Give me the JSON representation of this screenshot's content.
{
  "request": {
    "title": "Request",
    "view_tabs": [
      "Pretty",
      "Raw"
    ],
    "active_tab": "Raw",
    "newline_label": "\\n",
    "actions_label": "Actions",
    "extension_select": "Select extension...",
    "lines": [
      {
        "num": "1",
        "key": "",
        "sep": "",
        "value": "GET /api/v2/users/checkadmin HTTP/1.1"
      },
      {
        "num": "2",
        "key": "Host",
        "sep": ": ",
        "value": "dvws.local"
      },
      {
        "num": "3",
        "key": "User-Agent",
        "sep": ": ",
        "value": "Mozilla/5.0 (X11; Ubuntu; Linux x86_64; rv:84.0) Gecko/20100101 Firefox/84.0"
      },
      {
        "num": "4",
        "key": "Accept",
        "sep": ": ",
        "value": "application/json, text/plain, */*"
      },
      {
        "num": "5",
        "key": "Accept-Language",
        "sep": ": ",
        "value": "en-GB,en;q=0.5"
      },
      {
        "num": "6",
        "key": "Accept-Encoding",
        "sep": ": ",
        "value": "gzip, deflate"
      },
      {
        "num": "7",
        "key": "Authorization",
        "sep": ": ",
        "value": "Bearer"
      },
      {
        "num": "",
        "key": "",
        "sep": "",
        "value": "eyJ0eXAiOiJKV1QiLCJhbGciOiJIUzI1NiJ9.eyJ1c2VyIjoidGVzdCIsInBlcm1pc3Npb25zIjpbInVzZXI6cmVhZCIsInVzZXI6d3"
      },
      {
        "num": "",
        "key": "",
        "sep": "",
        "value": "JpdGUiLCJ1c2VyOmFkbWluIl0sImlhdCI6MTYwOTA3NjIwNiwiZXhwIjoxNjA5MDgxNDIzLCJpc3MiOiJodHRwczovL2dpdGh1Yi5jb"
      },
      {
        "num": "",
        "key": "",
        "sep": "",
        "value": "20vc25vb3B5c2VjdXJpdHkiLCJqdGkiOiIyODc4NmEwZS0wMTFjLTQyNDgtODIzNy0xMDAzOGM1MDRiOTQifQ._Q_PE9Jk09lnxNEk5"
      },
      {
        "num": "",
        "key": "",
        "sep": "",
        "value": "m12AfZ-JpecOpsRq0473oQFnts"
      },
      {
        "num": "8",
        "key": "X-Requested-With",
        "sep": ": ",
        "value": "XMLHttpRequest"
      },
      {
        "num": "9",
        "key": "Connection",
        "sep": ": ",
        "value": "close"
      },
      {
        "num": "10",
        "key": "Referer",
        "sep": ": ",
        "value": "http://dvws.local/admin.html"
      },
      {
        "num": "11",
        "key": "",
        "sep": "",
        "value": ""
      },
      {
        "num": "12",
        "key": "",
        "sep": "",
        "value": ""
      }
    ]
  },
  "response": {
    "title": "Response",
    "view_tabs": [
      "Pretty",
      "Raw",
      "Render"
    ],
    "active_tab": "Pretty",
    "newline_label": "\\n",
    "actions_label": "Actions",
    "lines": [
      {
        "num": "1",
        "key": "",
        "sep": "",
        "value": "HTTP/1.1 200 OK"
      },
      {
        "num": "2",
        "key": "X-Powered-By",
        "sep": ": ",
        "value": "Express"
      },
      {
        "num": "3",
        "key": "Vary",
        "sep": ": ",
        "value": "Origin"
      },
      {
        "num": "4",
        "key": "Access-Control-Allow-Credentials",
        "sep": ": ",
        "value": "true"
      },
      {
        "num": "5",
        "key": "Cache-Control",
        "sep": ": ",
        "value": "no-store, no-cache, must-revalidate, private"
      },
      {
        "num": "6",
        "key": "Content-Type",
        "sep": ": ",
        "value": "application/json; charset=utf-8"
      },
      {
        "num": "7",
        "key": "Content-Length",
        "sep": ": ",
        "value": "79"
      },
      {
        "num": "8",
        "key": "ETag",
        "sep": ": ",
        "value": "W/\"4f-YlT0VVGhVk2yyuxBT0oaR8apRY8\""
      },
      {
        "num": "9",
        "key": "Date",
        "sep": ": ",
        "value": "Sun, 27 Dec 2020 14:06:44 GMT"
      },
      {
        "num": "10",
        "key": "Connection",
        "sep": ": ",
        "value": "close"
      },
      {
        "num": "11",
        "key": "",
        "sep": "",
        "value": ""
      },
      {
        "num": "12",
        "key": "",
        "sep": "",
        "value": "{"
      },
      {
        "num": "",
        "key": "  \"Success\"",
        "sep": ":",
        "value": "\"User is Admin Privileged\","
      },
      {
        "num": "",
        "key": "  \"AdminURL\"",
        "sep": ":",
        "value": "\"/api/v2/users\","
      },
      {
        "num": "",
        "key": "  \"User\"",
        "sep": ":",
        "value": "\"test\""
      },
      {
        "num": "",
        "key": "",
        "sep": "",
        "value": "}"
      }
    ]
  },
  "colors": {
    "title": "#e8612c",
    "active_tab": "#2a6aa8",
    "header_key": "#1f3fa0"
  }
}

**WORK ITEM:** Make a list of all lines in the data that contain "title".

**EXPECTED OUTPUT:**
    "title": "Request",
    "title": "Response",
    "title": "#e8612c",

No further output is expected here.